Cat Food Nutrition

Cat food nutrition is made up several components that are necessary to a pet's growth and well being. Cats require nutrients such as proteins, amino acids, carbohydrates, vitamins and minerals. Although these are the basic components that form a balanced diet, the dietary requirements differ in individual cats due to pet illnesses, deficiencies, cat age and size.


Cats are carnivorous animals and cat food should contain a good source of animal protein. Animal proteins are generally easier to digest than those derived from plant sources. Proteins also contain amino acids that cats cannot synthesize on their own. Amino acids are necessary to meet biological needs and provide energy in the form of glucose. Animal proteins generally consist of 10 essential amino acids that prevent illnesses. Argine and taurine are two amino acids in particular that are vital to a cat's diet. Argine deficiency leads to a toxic buildup of ammonia in the bloodstream and taurine deficiency causes feline central retinal degeneration and congenital defects.


Although carbohydrates are used by several pet food manufacturers, they're not as essential as proteins to the cat diet. Carbohydrates such as corn and rice are used in both dry and canned cat food. Pets that are being fed diets rich in carbohydrates should be gradually introduced to more protein rich cat food as a sudden change in the diet is known to cause indigestion and gastrointestinal disorders. There is a significant change in the insulin levels of diabetic cats that are fed diets lower in carbohydrates.
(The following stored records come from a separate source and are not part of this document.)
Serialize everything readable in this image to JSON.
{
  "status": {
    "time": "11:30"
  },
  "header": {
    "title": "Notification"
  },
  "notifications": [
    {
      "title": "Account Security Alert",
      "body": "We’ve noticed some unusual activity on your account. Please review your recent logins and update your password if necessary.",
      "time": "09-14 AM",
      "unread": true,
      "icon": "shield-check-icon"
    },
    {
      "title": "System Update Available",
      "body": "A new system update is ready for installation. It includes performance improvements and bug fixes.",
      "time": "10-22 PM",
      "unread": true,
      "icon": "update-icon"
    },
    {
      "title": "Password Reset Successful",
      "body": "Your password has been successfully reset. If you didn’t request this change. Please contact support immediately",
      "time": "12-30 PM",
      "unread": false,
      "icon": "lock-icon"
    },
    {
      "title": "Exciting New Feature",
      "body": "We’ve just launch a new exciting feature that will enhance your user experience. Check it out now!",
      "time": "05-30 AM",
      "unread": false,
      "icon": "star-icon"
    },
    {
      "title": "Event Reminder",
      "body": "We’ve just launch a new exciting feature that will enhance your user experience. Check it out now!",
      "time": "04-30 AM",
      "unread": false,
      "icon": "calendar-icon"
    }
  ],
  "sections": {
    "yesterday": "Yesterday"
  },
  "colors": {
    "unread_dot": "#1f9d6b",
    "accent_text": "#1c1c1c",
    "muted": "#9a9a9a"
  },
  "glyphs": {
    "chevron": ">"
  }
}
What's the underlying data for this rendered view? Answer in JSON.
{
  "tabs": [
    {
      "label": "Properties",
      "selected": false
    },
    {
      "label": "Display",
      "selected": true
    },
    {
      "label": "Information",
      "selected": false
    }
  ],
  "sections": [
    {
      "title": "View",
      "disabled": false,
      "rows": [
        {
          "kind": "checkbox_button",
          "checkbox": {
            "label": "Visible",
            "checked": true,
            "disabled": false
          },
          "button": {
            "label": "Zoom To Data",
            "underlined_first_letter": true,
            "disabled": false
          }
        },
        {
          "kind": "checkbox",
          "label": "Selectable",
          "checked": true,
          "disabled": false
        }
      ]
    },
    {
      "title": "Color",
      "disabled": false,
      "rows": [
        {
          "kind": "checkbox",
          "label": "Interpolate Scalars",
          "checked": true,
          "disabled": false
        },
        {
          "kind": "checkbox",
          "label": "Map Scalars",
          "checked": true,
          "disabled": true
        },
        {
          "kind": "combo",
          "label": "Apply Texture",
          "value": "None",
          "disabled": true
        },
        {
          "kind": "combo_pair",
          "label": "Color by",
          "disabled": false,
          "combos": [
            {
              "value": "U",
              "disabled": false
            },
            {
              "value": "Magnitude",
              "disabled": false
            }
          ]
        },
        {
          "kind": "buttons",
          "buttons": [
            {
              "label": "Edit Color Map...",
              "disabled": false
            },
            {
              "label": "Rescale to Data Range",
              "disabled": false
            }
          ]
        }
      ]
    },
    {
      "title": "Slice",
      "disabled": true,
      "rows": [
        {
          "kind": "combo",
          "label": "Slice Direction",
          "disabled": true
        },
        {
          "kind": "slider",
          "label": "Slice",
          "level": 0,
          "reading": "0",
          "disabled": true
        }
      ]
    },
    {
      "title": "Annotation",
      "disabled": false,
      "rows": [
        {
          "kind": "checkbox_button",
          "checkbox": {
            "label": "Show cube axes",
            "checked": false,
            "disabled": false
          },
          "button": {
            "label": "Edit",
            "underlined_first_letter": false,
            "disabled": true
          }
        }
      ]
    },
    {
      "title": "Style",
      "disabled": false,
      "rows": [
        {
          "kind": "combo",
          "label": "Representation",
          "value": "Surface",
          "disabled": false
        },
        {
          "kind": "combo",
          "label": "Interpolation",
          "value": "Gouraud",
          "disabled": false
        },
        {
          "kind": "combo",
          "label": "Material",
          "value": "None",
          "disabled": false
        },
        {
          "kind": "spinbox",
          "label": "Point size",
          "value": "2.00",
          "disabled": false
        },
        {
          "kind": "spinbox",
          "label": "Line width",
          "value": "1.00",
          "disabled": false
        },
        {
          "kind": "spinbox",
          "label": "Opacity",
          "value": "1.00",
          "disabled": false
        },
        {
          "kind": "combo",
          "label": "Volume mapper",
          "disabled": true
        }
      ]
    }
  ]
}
Dietary Fat and Fatty Acids

The best sources of dietary fats are those that are derived from animal fats and oils extracted from plant seeds. Dietary fats are carriers of vitamins in the body. In addition, they maintain healthy cell function. Since essential fatty acids cannot be synthesized by the cat's body, cat food should contain omega3 fatty acids and omega6 fatty acids to protect pets from nervous system abnormalities and physiological defects.

Vitamins and Minerals

Calcium and phosphorous are two minerals that are essential for optimal cat health. Although other vitamins and minerals should be included in the diet, the requirement varies due to age and illness. Supplements like glucosamine and chondroitin may also be necessary for certain pets that suffer from feline arthritis.

Recommended Daily Energy Needs for Cats

  • Kittens weighing 5 lbs require an average of 200 calories per day.
  • Cats weighing 10 lbs require 280 calories while those weighing 20lbs need 440 calories.
  • Nursing cats require 3 times the amount of food they normally consume.
  • Overweight cats may also have an increased intake of cat food which ranges from 180 to 310 calories depending on the body weight.

Overweight and Underweight Pets

Cats that are overweight have increased susceptibility to arthritis and diabetes. Pet owners should discuss an ideal diet plan with the vet and exercise pets to reduce excess weight. Cats that are lean or underweight should be checked for underlying illnesses and then fed good quality food rich in vitamins and minerals.

Good nutrition is important to prevent disease and expensive medical procedures. Along with good food, cats should also be given plenty of fresh water and fiber for easy digestion.